TRY IT - Copy out each line in the listing below where the word "title" appears.
--- START ---
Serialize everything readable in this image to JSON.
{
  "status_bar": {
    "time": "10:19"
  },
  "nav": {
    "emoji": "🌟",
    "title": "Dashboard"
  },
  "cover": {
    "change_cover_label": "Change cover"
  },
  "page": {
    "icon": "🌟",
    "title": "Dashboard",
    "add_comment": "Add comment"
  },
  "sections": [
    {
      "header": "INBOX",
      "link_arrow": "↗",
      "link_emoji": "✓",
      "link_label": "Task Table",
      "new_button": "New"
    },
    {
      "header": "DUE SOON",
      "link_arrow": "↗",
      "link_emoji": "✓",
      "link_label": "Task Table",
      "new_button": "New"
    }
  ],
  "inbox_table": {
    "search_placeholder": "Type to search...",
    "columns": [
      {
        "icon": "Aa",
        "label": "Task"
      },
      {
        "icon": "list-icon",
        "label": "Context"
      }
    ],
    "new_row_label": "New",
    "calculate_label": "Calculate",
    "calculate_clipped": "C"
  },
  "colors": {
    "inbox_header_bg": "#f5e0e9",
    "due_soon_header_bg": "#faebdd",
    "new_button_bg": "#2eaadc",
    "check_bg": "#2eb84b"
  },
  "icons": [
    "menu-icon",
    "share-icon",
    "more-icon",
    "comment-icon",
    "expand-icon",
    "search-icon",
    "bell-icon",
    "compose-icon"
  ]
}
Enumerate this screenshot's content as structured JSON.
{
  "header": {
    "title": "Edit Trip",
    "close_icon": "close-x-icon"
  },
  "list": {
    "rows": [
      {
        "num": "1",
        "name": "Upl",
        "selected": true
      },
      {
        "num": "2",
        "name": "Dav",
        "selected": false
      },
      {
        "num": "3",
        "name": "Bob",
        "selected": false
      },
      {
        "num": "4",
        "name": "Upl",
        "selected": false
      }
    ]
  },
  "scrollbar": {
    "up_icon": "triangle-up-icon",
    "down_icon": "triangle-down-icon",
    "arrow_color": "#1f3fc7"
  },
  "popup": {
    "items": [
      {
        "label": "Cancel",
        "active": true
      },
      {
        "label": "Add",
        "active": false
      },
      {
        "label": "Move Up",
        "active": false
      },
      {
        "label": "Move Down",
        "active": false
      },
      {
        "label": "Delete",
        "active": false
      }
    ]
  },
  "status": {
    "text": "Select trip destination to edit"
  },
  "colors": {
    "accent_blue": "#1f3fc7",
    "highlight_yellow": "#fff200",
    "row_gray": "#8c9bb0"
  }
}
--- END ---
PROBLEM SOLUTION -
    "title": "Dashboard"
    "title": "Dashboard",
    "title": "Edit Trip",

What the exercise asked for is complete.